Then I wrote: 

“Yes, indeed. But I’m not sure I would hang out with a lot of people in any case, ones who still have Canadian flags on their pickups and shout ‘Freedom’ at us at every turn.”

I was being slightly provocative, wondering if the article was going to be right. It was, in spades. On my computer, there was no further comment from Facebook, but on my phone I get several follow up suggestions: Totally agree!!! You got that right!!! I know right!! And Most definitely. 

These ‘suggestions’ for follow up comments make it easy to agree with me with very little effort. This, according to the article fosters a sense of us versus them, hardening social positions and creating even more division than already exists in our lives. Facebook could easily have provided comment suggestions like: Are you sure?!!! Is this what you really think?!! Maybe we should do a bit more investigating!!! Or something along those lines. 

It’s obvious that Facebook’s design is conducive to producing, over the past ten years, a decline in social consensus and civility.

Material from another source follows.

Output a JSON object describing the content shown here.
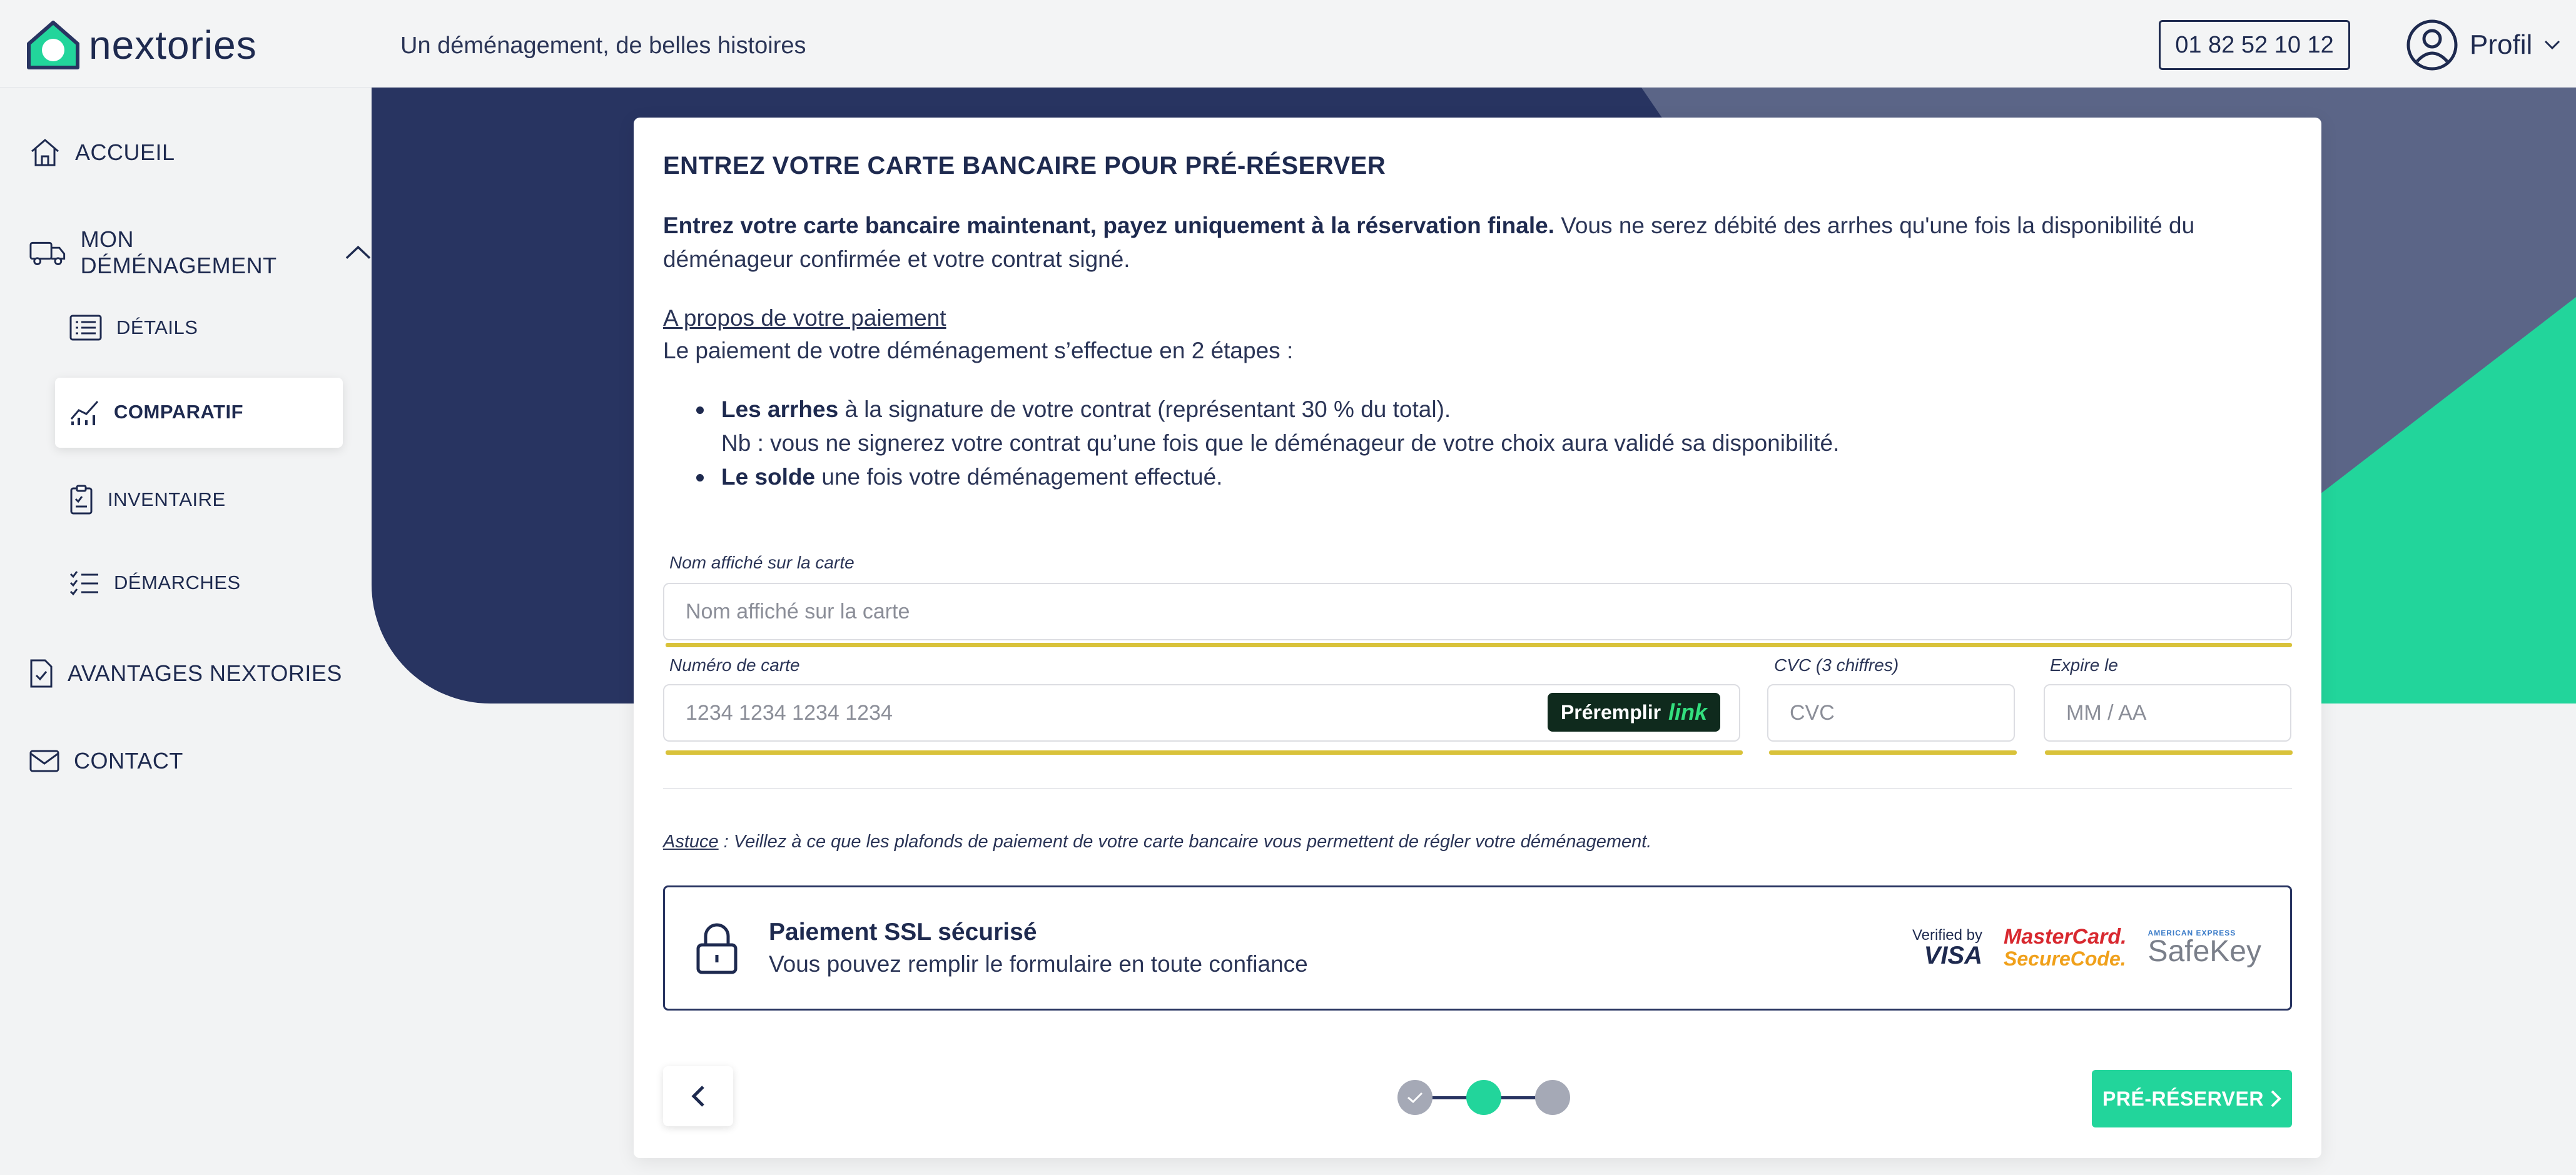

It seems we are having a more difficult time than every just being civil to each other…on the roads, in the grocery stores, and online. I’m picking on Facebook, but other platforms are just as guilty as Facebook of undermining our sense of democracy and encouraging an increasing acceptance of autocracy and oligarchy. 

Haidt argues that there is no malice in what social media are doing except that they are following the drive for profit. The article argues that: “ Shortly after its “Like” button began to produce data about what best ‘engaged’ its users, Facebook developed algorithms to bring each user the content most likely to generate a ‘like’ or some other interaction, eventually including the ‘share’ as well. Later research showed that posts that trigger emotions––especially anger at out-groups––are the most likely to be shared.” And the more shares, the more money for Facebook. 

I think it’s time we got a lot more savvy about how easily we can be manipulated into producing exactly the kinds of inputs on Facebook that make people increasingly impatient, angry and intolerant, precisely those kinds of emotions that create an environment where money can be most easily accumulated for Facebook itself. 

I strongly recommend the Haidt article. You can read it on The Atlantic website. I think you can read up to five articles before having to pay…but don’t quote me on that. If Haidt is right we’re in for a rough ride over the next few years. 

Before wrapping up this post, I do want to tell you that in the proper spirit of sociological research I’ve been watching several YouTube channels of people doing things like boat building, auto repair and restoration, industrial mechanics, woodworking, and that sort of thing. I suspect given the many clues they give me that they are most likely Trump supporters or the equivalent. Yet none of them talk politics, at least not directly, and they all offer interesting content that is unrelated to politics. My point is that people are multidimensional. We need to remind ourselves all the time that there is always a point of potential contact between people if we look for it. Still, I worry about Haidt’s findings. I reckon that he’s probably correct and that saddens me no end. 

* (Illustrations by Nicolás Ortega.)